Goal of the exercise: Say how many lines in the records hold the word "JSON", and give nothing but that number.

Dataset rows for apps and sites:
========

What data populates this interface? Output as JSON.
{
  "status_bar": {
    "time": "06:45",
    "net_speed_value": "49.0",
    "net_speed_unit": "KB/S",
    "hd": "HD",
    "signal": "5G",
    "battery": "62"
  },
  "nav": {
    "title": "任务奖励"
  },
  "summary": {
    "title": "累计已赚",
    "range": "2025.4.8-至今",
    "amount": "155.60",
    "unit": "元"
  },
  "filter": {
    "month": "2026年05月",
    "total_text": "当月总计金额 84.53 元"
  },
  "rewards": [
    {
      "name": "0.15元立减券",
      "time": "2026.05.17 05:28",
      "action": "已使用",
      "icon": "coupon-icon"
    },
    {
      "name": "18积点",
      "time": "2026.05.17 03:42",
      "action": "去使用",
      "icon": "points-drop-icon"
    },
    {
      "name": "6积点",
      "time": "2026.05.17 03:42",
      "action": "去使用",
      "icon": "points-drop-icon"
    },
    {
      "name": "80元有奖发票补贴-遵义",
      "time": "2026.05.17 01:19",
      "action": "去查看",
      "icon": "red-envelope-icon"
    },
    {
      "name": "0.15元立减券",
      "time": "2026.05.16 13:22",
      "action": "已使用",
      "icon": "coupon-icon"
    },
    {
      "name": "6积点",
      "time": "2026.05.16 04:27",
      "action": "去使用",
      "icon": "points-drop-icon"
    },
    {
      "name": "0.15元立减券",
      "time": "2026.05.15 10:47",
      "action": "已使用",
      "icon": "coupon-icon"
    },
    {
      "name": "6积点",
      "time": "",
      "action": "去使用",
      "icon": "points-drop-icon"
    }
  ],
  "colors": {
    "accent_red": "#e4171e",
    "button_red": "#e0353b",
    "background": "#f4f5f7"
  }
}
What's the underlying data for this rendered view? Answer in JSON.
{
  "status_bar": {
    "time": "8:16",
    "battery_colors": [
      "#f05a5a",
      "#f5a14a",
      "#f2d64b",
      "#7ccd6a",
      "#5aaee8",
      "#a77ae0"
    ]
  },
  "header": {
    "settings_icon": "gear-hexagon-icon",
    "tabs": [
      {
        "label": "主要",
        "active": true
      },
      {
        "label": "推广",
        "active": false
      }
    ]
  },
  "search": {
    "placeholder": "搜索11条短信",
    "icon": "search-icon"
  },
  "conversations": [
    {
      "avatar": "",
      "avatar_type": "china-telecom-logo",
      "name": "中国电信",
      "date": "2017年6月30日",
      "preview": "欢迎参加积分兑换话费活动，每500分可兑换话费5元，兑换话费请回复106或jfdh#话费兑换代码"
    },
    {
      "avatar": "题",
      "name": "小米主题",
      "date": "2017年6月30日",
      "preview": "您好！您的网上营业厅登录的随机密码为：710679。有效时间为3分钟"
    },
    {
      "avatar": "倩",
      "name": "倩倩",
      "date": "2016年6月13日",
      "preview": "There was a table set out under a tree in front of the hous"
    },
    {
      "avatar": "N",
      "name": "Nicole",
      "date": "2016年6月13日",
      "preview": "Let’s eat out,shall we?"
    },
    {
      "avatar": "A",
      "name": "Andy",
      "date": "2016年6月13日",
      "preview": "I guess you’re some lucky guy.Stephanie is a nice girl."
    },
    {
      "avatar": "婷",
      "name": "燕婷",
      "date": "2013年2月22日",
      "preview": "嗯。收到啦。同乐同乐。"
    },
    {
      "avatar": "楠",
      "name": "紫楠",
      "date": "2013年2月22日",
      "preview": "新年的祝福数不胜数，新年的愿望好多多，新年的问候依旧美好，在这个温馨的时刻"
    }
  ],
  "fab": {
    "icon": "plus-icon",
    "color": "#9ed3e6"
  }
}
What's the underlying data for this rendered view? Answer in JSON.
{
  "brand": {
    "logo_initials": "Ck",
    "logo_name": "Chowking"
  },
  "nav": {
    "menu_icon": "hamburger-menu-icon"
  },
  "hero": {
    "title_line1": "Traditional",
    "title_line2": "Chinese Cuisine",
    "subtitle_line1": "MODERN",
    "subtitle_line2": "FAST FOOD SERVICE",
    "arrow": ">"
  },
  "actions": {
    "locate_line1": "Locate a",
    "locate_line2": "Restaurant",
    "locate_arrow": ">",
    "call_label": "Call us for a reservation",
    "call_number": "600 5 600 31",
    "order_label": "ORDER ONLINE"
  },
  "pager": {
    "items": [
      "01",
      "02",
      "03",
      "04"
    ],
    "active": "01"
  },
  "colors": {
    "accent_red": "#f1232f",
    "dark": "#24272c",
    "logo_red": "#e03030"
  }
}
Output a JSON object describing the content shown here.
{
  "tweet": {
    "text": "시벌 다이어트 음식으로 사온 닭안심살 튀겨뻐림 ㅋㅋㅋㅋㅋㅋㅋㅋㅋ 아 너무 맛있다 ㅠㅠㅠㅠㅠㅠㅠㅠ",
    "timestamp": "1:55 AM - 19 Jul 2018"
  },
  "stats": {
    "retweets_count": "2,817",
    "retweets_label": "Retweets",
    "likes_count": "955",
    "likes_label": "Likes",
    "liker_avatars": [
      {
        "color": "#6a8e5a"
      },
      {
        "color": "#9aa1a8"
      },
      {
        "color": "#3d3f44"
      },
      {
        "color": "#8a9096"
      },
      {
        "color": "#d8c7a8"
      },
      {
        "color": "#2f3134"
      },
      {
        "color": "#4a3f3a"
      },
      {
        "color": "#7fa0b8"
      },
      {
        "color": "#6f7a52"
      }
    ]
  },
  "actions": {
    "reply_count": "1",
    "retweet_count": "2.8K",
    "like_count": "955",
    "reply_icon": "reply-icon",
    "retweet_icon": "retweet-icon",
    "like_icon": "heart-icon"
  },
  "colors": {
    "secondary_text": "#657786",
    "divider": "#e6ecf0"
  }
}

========

Answer to the problem: 4